YOUR INSTRUCTIONS
Pull every line containing "soul" from the entries.
--
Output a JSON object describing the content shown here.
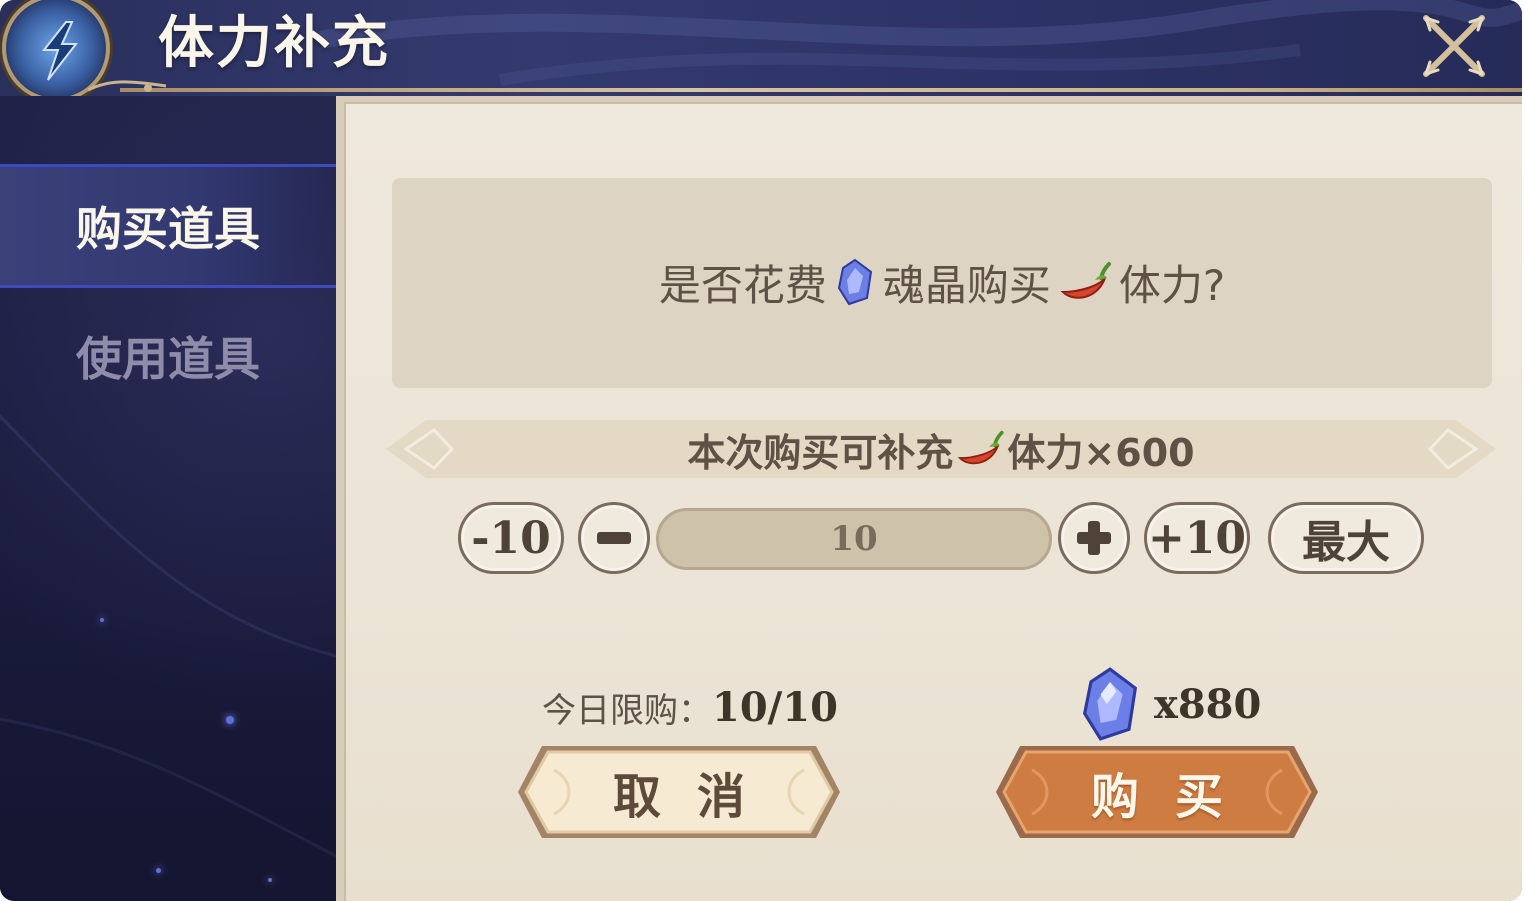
{
  "header": {
    "title": "体力补充",
    "emblem_icon": "lightning-emblem-icon",
    "close_icon": "close-icon"
  },
  "sidebar": {
    "tabs": [
      {
        "label": "购买道具",
        "active": true
      },
      {
        "label": "使用道具",
        "active": false
      }
    ]
  },
  "dialog": {
    "question": {
      "prefix": "是否花费",
      "currency_name": "魂晶购买",
      "suffix": "体力?",
      "currency_icon": "soul-crystal-icon",
      "stamina_icon": "stamina-pepper-icon"
    },
    "replenish": {
      "prefix": "本次购买可补充",
      "suffix": "体力×600",
      "icon": "stamina-pepper-icon"
    },
    "quantity": {
      "minus10_label": "-10",
      "minus_label": "−",
      "value": "10",
      "plus_label": "+",
      "plus10_label": "+10",
      "max_label": "最大"
    },
    "daily_limit": {
      "label": "今日限购：",
      "value": "10/10"
    },
    "cost": {
      "icon": "soul-crystal-icon",
      "value": "x880"
    },
    "buttons": {
      "cancel_label": "取消",
      "buy_label": "购买"
    }
  },
  "colors": {
    "header_bg": "#2d3366",
    "sidebar_bg": "#1c1f42",
    "panel_bg": "#ece4d6",
    "accent_blue": "#3d4bbd",
    "buy_orange": "#c7743a",
    "cancel_cream": "#f3e6cc",
    "text_brown": "#5e5246"
  }
}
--
SOLUTION TO THE PROBLEM
      "currency_icon": "soul-crystal-icon",
      "icon": "soul-crystal-icon",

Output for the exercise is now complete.